IG Metall and its works councils have been implementing cutbacks for years. The union’s most favoured method is to divide workers between those employed in different factories all over the world, between the employees of the Ford factories in Cologne and Saarlouis, between workers at Ford and those working for suppliers, and even inside one production facility, between those working in administration and those in production.
For example, union representatives at Ford in Cologne are spreading the rumour that the 600 jobs to be cut were to be eliminated in administration, but that the workers there were not prepared to quit. The ones who will suffer ultimately are then production workers, whose jobs will allegedly be lost due to economic necessity.
As if the planned job cuts in administration could not be carried out because no one was willing to volunteer to quit!
The union’s policy of “slash and burn” will also be used this spring when Ford management announces where the company’s first electric auto is to be built in Europe. Two plants are competing for the contract, the factories in Cologne and Craiova, Romania.
It is safe to assume that Hennig is already trying to convince management in secret talks to build the e-model in Cologne. Possibly the elimination of another 600 jobs is already part of such a deal. Even now, Hennig has indicated that, despite the most recent cuts, there would be no let-up in downsizing.
The potential for related job creation was limited, Hennig told dpa. After all, the platform, the substructure including the e-motor and battery, stems from Volkswagen with Ford responsible only for final assembly. “The value added would be significantly lower than if we produced our own auto with a combustion engine.”
The works council under Hennig is doing everything in its power to maintain Ford’s future profitability. This is evident not only in the job cuts that have now been taking place for two years, but also in its attitude toward dealing with the Corona pandemic.
Immediately after the first outbreak of the virus in Germany last year, it spread quickly among Ford workers, although the workforce does not receive exact figures on colleagues who have been infected and those who have died. Workers told WSWS that a company driver who delivers material and components for the assembly line died after contracting Covid-19 last year. The worker was due to retire shortly prior to his death.

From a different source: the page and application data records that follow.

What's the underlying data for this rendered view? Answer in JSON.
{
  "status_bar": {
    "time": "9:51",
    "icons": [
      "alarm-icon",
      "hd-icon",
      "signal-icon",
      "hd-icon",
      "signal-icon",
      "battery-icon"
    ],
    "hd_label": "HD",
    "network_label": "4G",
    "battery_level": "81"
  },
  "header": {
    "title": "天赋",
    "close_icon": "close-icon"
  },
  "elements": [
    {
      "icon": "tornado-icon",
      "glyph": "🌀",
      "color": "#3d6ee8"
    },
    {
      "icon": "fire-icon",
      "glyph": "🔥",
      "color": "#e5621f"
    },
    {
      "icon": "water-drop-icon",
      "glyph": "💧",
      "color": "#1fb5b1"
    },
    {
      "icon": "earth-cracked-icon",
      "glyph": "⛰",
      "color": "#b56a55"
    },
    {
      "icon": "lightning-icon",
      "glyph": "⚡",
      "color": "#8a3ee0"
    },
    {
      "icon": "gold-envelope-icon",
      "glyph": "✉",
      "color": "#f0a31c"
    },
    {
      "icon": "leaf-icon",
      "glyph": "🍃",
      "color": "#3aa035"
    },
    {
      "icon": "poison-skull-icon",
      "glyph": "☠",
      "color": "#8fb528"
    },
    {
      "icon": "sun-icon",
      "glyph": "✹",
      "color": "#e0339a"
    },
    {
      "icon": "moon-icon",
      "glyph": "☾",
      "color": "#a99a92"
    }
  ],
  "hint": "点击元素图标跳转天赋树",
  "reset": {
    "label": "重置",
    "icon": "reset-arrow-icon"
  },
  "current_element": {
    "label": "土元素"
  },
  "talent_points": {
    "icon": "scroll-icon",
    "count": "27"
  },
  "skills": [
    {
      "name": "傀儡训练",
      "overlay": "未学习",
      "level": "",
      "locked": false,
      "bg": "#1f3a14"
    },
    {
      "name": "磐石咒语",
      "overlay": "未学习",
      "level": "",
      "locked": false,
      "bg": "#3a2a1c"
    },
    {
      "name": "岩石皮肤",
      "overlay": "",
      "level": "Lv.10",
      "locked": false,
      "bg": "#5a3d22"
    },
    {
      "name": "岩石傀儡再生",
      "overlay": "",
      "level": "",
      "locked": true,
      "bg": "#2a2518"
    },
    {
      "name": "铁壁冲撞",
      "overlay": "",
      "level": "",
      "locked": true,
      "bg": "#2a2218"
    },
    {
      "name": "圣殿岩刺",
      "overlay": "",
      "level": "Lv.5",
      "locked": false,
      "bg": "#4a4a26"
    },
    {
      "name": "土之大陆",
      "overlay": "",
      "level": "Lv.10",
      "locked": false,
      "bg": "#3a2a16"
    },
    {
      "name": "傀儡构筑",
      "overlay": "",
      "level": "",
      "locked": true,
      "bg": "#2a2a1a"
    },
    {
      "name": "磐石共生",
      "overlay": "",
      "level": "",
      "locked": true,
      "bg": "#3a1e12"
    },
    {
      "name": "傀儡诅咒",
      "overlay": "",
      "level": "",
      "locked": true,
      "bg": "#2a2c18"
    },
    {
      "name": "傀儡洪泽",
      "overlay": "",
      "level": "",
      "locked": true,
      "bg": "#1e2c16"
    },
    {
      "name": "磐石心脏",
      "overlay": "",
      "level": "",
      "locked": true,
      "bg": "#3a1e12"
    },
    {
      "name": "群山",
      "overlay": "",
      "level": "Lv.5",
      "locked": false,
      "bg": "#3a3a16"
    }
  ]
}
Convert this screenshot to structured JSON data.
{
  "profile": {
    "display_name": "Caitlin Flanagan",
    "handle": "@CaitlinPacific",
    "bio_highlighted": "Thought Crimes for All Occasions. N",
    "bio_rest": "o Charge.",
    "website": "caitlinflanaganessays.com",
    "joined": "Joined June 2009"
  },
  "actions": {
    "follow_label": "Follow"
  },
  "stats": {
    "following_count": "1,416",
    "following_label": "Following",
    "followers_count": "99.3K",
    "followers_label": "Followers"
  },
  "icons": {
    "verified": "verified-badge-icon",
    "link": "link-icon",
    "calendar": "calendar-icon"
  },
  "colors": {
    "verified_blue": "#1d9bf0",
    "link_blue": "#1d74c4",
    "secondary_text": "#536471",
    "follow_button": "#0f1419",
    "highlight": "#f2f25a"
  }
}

To defend their lives, health and jobs, Ford workers must organise independently of the union and unite internationally. They must build independent action committees and establish contact with workers throughout the auto industry and other sections of workers.
Auto production does not count as an essential industry and must be suspended until the spread of the coronavirus is stopped, with workers paid in full until they can return to their jobs. The World Socialist Web Site and its Autoworker Newsletter are calling on all those who want to join in this principled struggle against the spread of the coronavirus, layoffs and plant closures to get in touch.